Spain’s Frivolinas (1926)
September 2 (Sun), 5 pm
Madrid theater, with its penchant for exhibiting films focusing on musicals and dance shows, featured Frivolinas in the 1920’s as a musical comedy directed by Arturo Carballo. With a touch of romance between a comedian who falls head over heels in love with a widower’s daughter, this film, which will be scored by no other than Tapati, will surely be a must-watch to all lovers of music and dance alike.
Tapati together with other artists who dwells in the Neo-ethnic tribal music of the Philippines and who performs in annual festivals in the country, promises a fiesta of sound, pleasing to the ears.
Austria’s Die Kleine Veronika (1929)
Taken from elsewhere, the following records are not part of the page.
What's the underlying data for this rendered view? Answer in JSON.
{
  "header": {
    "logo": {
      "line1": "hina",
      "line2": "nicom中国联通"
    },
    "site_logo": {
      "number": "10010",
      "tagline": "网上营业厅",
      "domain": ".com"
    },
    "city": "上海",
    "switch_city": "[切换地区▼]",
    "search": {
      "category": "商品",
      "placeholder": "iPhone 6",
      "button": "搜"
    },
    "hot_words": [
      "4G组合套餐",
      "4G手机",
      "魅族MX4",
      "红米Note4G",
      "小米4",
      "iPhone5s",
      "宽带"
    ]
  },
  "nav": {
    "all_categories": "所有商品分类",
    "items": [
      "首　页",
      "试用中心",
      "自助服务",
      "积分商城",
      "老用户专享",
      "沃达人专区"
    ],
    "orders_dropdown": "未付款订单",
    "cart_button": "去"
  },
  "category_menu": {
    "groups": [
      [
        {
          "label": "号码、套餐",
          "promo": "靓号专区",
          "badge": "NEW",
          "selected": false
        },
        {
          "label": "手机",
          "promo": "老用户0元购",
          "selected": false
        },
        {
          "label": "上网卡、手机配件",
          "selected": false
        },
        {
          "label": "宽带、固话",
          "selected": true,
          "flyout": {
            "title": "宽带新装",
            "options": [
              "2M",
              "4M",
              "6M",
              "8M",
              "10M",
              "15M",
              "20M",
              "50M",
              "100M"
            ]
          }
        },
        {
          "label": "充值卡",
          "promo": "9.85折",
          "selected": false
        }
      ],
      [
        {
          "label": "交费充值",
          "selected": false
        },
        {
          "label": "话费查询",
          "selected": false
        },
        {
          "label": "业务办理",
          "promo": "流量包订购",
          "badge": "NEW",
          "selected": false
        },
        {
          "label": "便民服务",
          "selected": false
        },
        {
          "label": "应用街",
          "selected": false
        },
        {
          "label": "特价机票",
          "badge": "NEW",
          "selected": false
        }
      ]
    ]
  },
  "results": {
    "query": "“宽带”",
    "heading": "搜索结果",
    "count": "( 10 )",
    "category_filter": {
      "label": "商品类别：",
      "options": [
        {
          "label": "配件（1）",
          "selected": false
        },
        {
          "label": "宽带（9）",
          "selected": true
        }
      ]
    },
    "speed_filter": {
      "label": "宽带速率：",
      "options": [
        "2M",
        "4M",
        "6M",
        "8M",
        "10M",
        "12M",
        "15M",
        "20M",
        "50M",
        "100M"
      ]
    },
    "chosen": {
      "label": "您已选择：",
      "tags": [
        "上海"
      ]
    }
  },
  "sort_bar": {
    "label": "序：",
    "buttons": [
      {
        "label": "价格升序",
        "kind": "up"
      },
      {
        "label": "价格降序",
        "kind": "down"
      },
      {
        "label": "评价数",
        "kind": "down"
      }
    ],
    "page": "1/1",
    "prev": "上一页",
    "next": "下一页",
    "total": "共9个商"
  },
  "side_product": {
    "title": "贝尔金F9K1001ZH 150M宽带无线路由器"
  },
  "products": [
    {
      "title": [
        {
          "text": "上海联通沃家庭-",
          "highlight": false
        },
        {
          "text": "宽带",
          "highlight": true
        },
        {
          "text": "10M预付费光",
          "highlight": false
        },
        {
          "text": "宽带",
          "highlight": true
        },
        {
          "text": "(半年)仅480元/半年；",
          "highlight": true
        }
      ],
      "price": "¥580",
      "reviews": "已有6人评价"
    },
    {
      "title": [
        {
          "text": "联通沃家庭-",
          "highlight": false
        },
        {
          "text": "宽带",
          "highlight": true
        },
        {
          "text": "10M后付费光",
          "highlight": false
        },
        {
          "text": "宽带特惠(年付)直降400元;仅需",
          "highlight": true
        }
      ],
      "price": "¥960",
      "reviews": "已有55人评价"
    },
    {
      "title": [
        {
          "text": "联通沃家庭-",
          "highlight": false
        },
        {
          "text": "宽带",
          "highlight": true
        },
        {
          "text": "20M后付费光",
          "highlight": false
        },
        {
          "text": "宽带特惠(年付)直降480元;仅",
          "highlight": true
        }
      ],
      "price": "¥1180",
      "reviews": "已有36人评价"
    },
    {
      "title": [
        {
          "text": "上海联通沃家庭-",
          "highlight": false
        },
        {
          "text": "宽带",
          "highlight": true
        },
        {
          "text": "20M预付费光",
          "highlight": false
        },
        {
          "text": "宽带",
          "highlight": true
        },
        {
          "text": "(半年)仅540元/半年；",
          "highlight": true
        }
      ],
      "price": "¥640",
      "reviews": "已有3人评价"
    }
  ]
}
September 2 (Sun), 7:30 pm
Being left dumbfounded with a dream turning out to be an unexpected down ride is the worst Veronika, played by Käthe von Nagy, experienced in her trip to Vienna. In contrast, this drama is turned into a blessing by the Austrian Embassy as they partner with Hearlife Foundation, Inc. who aims to champion the Filipino deaf in the Philippines.
With avant-garde Joee & I and her unexpected twists and vocals accompanied by her melodica, shakers, and bells, the musical score will surely be something to look forward to, complementing the drama that is Austria’s pride.
What: International Silent Film Festival 2018
When: Aug. 30 – Sept. 2, 2018
Where: Cinema 2, SM Megamall, Mandaluyong City
This is a press release. Minor edits were made prior to publishing